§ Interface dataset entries
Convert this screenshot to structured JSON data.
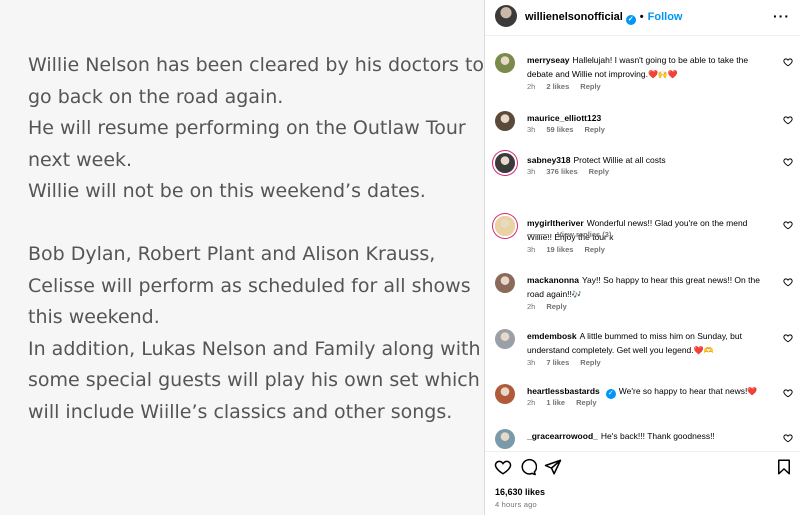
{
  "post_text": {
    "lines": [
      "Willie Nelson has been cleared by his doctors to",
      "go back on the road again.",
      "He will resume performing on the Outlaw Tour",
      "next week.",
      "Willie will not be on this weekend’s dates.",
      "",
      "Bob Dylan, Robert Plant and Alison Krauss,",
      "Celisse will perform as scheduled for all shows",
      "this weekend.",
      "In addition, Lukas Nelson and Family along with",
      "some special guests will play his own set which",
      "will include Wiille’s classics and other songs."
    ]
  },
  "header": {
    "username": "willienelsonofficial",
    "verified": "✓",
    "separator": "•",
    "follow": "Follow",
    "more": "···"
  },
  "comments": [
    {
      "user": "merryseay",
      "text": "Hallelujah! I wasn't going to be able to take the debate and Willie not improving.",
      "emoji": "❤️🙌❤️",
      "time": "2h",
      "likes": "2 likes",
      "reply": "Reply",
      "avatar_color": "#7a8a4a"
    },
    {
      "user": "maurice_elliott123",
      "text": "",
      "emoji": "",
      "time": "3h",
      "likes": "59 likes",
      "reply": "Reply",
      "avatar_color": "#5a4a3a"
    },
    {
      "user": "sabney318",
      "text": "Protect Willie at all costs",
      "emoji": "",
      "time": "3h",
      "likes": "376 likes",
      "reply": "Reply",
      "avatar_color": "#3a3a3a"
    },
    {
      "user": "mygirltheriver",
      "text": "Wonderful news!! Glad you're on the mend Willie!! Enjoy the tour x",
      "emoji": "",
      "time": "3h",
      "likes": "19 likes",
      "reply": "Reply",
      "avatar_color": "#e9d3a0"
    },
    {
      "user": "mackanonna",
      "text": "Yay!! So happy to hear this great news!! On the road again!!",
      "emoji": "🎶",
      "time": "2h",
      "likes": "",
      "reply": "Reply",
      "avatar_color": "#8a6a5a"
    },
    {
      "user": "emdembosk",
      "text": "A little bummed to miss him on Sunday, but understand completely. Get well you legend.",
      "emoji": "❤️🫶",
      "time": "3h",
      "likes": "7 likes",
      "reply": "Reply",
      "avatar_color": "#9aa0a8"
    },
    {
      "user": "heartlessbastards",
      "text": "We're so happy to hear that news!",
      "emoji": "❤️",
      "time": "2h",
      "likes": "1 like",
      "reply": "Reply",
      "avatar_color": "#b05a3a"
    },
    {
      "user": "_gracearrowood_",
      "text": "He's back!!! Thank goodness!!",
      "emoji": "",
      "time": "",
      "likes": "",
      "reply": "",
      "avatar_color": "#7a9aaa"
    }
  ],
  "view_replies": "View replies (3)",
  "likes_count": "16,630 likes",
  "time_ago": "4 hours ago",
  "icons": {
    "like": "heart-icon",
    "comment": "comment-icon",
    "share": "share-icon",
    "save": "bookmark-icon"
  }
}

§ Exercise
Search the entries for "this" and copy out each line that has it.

§ Completed exercise
Convert this screenshot to structured JSON data.
      "Willie will not be on this weekend’s dates.",
      "this weekend.",
      "text": "Yay!! So happy to hear this great news!! On the road again!!",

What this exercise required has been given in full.